◆ PROBLEM: When you copy the material below, keep every line exact and omit the pictures.

◆ STORED DATA:
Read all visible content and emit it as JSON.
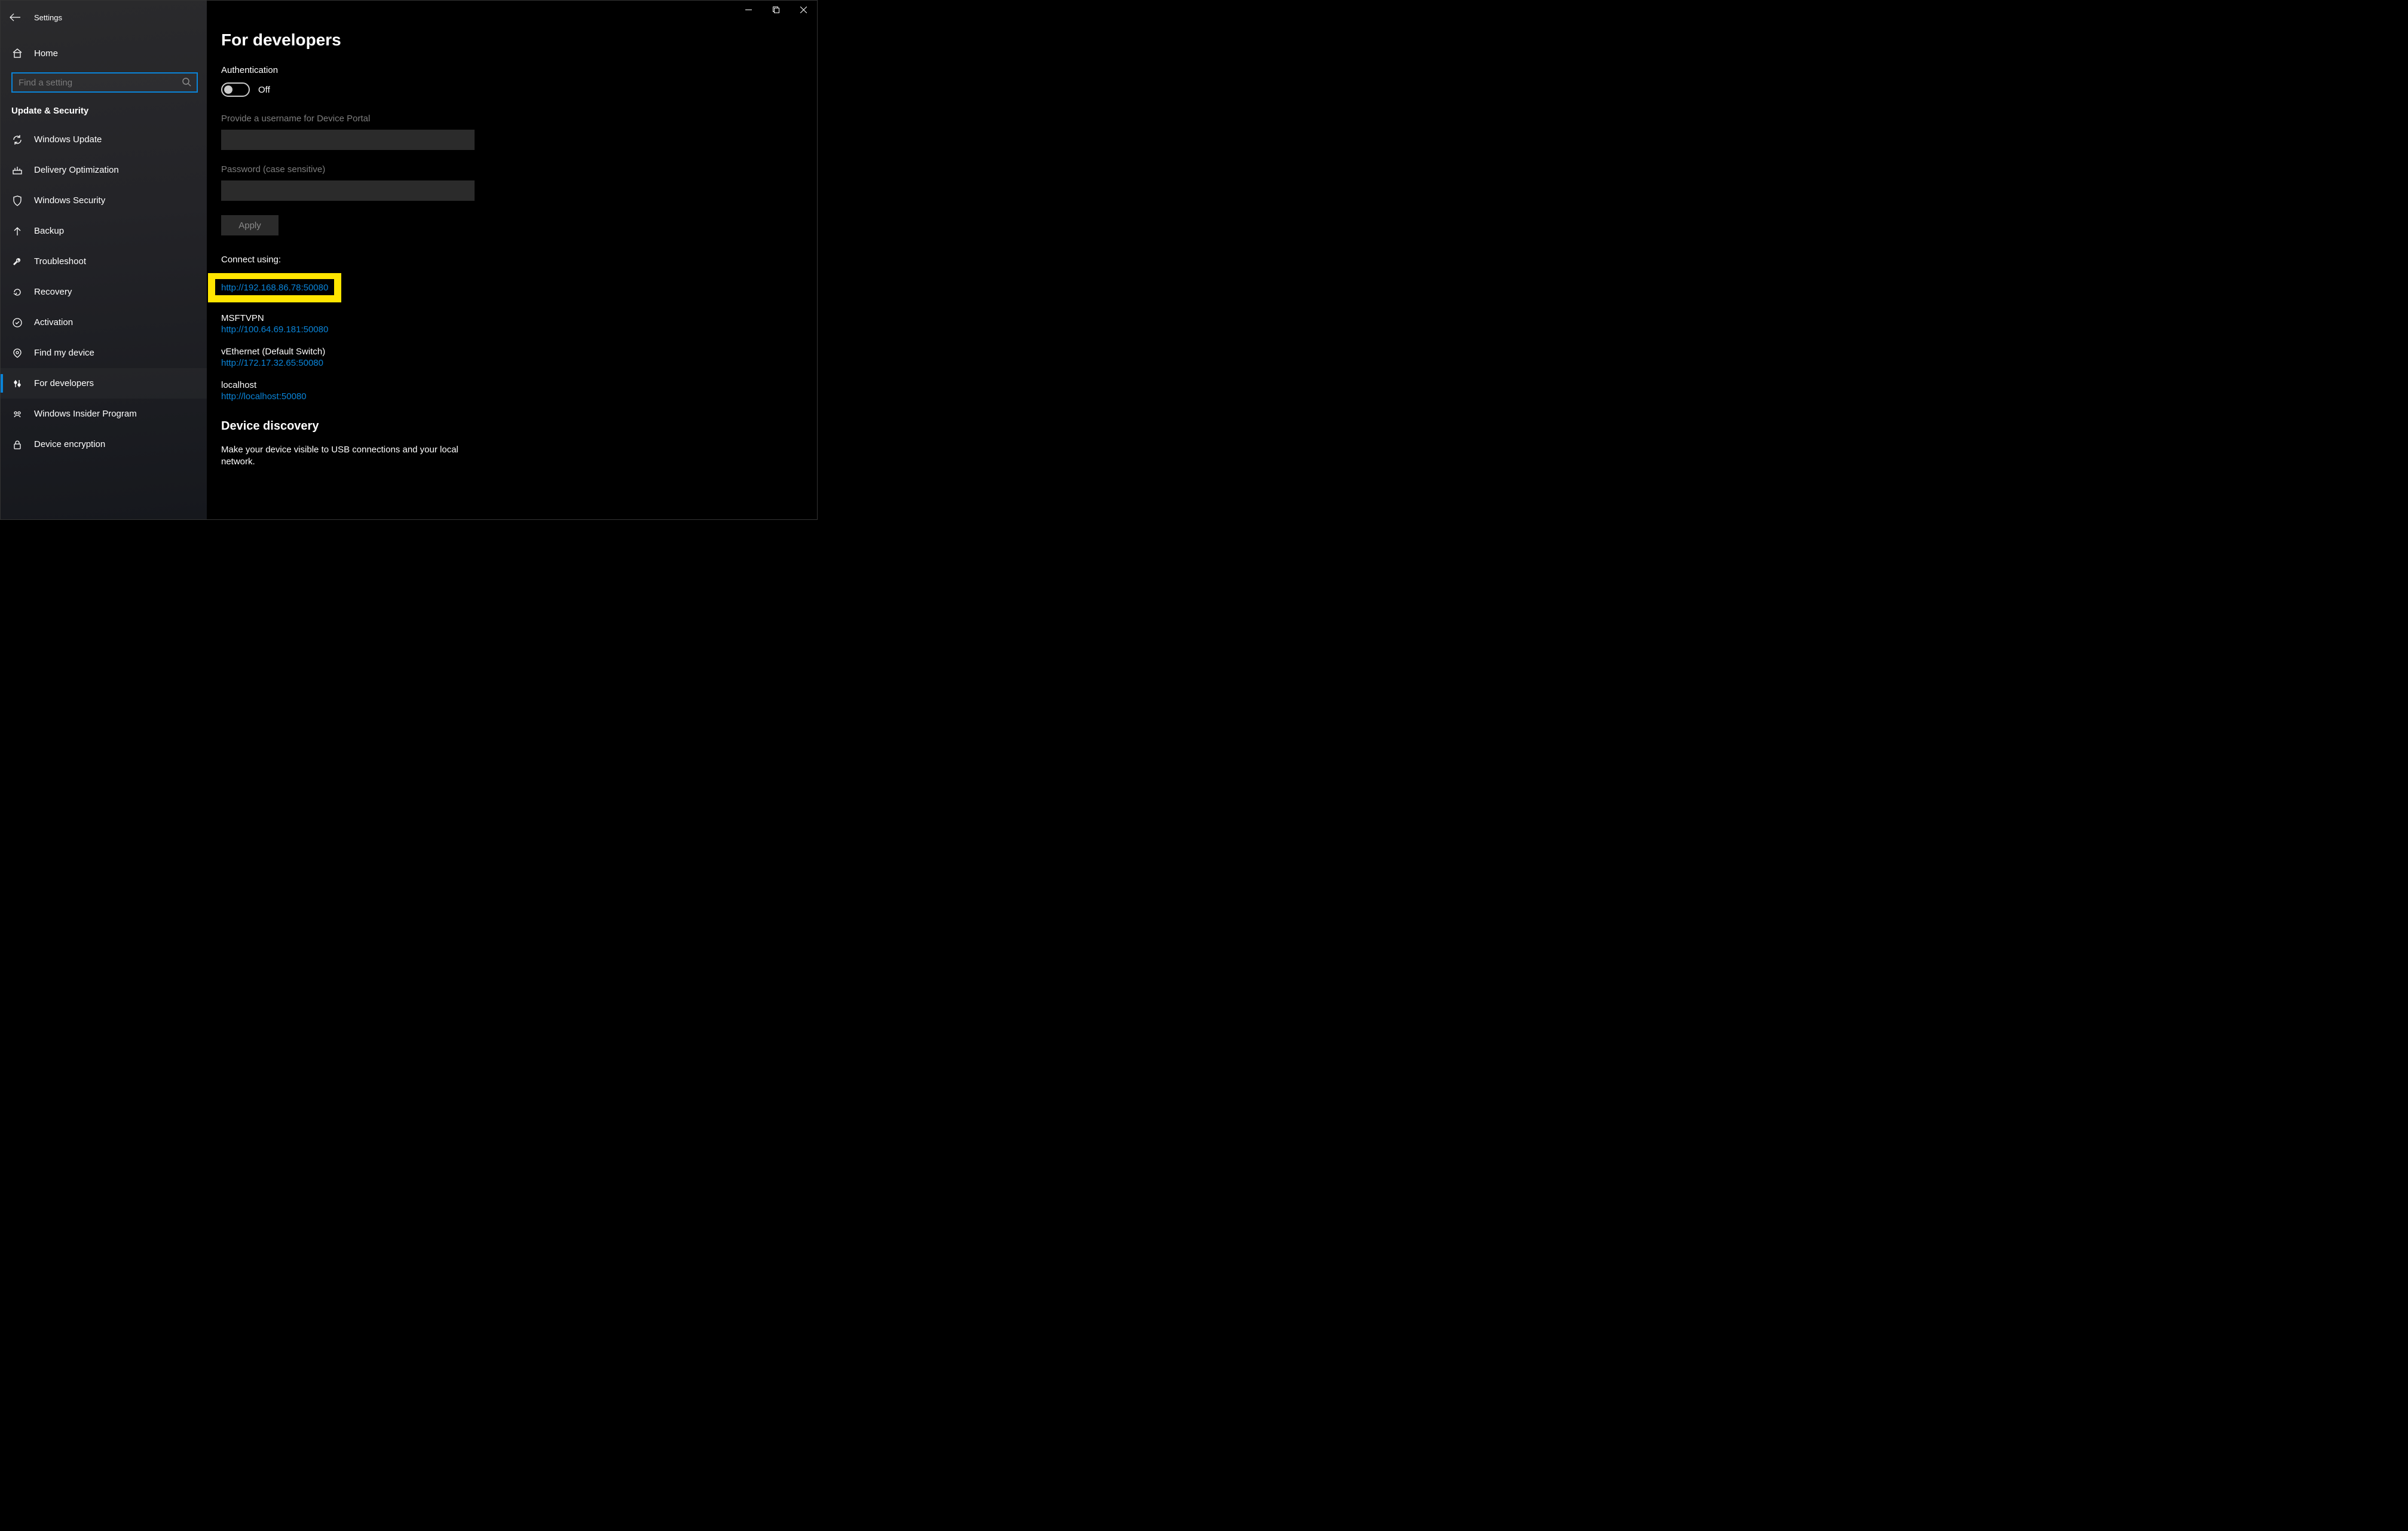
{
  "app_title": "Settings",
  "sidebar": {
    "home_label": "Home",
    "search_placeholder": "Find a setting",
    "section_label": "Update & Security",
    "items": [
      {
        "id": "windows-update",
        "label": "Windows Update"
      },
      {
        "id": "delivery-optimization",
        "label": "Delivery Optimization"
      },
      {
        "id": "windows-security",
        "label": "Windows Security"
      },
      {
        "id": "backup",
        "label": "Backup"
      },
      {
        "id": "troubleshoot",
        "label": "Troubleshoot"
      },
      {
        "id": "recovery",
        "label": "Recovery"
      },
      {
        "id": "activation",
        "label": "Activation"
      },
      {
        "id": "find-my-device",
        "label": "Find my device"
      },
      {
        "id": "for-developers",
        "label": "For developers"
      },
      {
        "id": "windows-insider-program",
        "label": "Windows Insider Program"
      },
      {
        "id": "device-encryption",
        "label": "Device encryption"
      }
    ]
  },
  "main": {
    "page_title": "For developers",
    "auth_heading": "Authentication",
    "toggle_label": "Off",
    "username_label": "Provide a username for Device Portal",
    "password_label": "Password (case sensitive)",
    "apply_label": "Apply",
    "connect_label": "Connect using:",
    "connections": [
      {
        "name": "",
        "url": "http://192.168.86.78:50080",
        "highlighted": true
      },
      {
        "name": "MSFTVPN",
        "url": "http://100.64.69.181:50080"
      },
      {
        "name": "vEthernet (Default Switch)",
        "url": "http://172.17.32.65:50080"
      },
      {
        "name": "localhost",
        "url": "http://localhost:50080"
      }
    ],
    "discovery_title": "Device discovery",
    "discovery_desc": "Make your device visible to USB connections and your local network."
  }
}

◆ TASK RESULT:
Read all visible content and emit it as JSON.
{
  "app_title": "Settings",
  "sidebar": {
    "home_label": "Home",
    "search_placeholder": "Find a setting",
    "section_label": "Update & Security",
    "items": [
      {
        "id": "windows-update",
        "label": "Windows Update"
      },
      {
        "id": "delivery-optimization",
        "label": "Delivery Optimization"
      },
      {
        "id": "windows-security",
        "label": "Windows Security"
      },
      {
        "id": "backup",
        "label": "Backup"
      },
      {
        "id": "troubleshoot",
        "label": "Troubleshoot"
      },
      {
        "id": "recovery",
        "label": "Recovery"
      },
      {
        "id": "activation",
        "label": "Activation"
      },
      {
        "id": "find-my-device",
        "label": "Find my device"
      },
      {
        "id": "for-developers",
        "label": "For developers"
      },
      {
        "id": "windows-insider-program",
        "label": "Windows Insider Program"
      },
      {
        "id": "device-encryption",
        "label": "Device encryption"
      }
    ]
  },
  "main": {
    "page_title": "For developers",
    "auth_heading": "Authentication",
    "toggle_label": "Off",
    "username_label": "Provide a username for Device Portal",
    "password_label": "Password (case sensitive)",
    "apply_label": "Apply",
    "connect_label": "Connect using:",
    "connections": [
      {
        "name": "",
        "url": "http://192.168.86.78:50080",
        "highlighted": true
      },
      {
        "name": "MSFTVPN",
        "url": "http://100.64.69.181:50080"
      },
      {
        "name": "vEthernet (Default Switch)",
        "url": "http://172.17.32.65:50080"
      },
      {
        "name": "localhost",
        "url": "http://localhost:50080"
      }
    ],
    "discovery_title": "Device discovery",
    "discovery_desc": "Make your device visible to USB connections and your local network."
  }
}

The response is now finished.